*** EXCERPTED DATA Section Begins ***

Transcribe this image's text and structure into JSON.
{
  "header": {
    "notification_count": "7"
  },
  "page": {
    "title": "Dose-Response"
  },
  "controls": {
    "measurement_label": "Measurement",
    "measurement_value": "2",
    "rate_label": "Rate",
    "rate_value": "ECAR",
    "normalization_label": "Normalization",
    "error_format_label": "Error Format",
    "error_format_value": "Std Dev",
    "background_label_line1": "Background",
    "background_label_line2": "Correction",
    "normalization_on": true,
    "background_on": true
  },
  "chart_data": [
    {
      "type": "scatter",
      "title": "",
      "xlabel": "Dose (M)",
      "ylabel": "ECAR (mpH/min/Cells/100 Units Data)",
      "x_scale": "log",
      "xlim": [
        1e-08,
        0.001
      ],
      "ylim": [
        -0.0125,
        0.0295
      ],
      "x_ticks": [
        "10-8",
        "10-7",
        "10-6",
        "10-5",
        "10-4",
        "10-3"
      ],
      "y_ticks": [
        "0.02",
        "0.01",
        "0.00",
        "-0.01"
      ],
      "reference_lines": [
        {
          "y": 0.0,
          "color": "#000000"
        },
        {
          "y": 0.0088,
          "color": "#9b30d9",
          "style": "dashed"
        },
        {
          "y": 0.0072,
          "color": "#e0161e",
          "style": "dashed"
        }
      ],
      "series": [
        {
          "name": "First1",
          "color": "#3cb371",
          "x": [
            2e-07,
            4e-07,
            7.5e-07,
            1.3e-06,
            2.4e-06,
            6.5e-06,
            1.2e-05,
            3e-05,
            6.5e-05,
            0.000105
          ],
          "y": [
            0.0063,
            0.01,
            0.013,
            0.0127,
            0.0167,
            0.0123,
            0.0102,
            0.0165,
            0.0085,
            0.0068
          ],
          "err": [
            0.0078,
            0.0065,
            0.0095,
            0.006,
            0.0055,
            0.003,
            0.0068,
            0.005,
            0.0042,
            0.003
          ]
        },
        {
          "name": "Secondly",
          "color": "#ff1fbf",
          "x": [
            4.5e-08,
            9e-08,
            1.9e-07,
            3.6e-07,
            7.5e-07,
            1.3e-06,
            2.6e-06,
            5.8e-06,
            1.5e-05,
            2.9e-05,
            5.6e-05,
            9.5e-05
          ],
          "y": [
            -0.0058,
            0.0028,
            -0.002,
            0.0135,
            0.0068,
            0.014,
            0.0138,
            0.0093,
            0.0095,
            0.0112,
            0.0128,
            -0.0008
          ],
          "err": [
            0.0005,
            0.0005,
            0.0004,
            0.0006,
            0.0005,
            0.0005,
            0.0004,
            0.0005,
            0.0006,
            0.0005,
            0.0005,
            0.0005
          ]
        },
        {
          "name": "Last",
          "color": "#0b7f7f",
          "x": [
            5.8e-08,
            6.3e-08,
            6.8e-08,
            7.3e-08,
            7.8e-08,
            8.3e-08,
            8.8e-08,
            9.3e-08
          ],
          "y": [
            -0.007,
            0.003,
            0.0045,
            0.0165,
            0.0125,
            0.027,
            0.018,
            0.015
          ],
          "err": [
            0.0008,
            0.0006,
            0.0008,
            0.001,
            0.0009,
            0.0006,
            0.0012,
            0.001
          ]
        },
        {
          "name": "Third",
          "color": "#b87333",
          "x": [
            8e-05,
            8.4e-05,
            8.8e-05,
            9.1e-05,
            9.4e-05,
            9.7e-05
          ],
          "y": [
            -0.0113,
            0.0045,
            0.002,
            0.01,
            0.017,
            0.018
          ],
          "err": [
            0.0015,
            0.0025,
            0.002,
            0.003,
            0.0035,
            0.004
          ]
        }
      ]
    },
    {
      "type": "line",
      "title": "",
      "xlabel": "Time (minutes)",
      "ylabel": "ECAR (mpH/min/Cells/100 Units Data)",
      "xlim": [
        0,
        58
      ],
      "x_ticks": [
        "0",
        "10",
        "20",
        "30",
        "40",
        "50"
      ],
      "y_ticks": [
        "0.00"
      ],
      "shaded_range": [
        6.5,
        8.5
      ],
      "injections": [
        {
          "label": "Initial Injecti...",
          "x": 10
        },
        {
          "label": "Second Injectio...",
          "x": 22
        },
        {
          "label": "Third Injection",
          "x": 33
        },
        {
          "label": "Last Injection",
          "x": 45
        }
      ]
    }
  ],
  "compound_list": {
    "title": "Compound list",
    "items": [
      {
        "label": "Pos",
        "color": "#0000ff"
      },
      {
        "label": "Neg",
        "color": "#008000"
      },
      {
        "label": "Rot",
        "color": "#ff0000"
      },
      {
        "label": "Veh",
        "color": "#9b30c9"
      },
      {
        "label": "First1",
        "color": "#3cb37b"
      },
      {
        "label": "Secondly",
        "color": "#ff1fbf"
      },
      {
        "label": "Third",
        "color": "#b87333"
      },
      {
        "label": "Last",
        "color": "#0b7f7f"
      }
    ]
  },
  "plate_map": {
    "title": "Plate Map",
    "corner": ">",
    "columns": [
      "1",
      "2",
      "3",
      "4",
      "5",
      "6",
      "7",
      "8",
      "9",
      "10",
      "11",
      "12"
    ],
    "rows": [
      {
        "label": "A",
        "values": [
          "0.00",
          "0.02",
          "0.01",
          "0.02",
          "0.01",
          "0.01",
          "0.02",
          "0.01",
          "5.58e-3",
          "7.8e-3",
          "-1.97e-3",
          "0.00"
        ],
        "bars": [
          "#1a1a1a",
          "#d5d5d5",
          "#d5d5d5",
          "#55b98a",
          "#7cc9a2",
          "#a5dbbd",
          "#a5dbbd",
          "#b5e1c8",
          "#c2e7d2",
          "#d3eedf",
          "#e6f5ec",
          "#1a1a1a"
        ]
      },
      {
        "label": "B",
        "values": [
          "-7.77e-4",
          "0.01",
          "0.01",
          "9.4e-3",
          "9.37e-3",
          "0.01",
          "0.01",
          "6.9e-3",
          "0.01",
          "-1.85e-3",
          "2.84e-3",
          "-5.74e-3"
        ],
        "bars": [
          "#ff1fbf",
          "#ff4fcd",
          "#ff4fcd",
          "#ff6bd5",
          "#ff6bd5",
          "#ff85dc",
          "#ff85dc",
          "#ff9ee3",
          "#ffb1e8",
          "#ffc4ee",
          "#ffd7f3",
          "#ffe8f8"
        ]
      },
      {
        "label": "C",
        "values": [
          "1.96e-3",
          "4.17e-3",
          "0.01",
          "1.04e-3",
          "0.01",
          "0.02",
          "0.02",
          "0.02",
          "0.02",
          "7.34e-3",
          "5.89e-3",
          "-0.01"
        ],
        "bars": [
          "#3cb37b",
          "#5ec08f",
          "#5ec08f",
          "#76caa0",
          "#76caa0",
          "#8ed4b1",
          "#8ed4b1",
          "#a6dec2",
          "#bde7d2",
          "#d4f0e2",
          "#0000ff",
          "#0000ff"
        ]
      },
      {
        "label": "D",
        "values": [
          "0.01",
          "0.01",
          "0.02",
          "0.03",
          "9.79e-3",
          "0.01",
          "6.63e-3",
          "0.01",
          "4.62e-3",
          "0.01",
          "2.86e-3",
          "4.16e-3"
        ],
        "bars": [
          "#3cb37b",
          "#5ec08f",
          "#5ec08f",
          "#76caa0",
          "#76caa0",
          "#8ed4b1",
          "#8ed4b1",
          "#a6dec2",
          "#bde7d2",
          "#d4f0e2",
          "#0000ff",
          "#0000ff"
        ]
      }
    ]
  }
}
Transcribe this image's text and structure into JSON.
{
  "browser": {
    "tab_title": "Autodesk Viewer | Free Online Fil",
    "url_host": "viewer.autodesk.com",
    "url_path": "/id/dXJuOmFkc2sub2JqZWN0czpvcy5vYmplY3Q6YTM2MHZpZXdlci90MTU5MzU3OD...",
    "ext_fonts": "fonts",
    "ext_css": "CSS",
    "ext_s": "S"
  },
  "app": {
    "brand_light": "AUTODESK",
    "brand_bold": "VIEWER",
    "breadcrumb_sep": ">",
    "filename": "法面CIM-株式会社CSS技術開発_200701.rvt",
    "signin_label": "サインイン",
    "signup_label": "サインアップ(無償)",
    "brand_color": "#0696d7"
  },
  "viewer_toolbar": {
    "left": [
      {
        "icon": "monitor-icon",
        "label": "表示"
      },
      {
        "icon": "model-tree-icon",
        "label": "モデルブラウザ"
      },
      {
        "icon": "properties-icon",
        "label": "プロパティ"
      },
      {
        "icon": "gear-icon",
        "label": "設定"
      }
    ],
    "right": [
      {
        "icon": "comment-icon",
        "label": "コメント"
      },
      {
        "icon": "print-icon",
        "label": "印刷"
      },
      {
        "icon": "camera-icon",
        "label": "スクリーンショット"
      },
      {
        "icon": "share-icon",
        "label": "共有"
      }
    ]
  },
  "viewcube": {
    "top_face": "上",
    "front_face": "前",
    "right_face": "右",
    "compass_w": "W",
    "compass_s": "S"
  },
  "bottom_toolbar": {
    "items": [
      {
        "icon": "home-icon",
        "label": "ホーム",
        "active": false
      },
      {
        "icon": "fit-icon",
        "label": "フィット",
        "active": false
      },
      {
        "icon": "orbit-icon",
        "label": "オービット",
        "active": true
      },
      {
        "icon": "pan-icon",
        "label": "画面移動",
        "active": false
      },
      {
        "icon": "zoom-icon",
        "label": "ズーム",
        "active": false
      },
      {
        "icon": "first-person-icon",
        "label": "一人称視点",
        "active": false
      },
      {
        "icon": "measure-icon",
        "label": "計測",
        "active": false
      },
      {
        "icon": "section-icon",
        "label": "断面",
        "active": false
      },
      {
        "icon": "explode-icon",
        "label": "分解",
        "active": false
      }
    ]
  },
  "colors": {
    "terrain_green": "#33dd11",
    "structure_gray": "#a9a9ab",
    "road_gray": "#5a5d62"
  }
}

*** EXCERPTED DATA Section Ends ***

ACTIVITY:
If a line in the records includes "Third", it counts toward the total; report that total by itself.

TASK SOLUTION:
3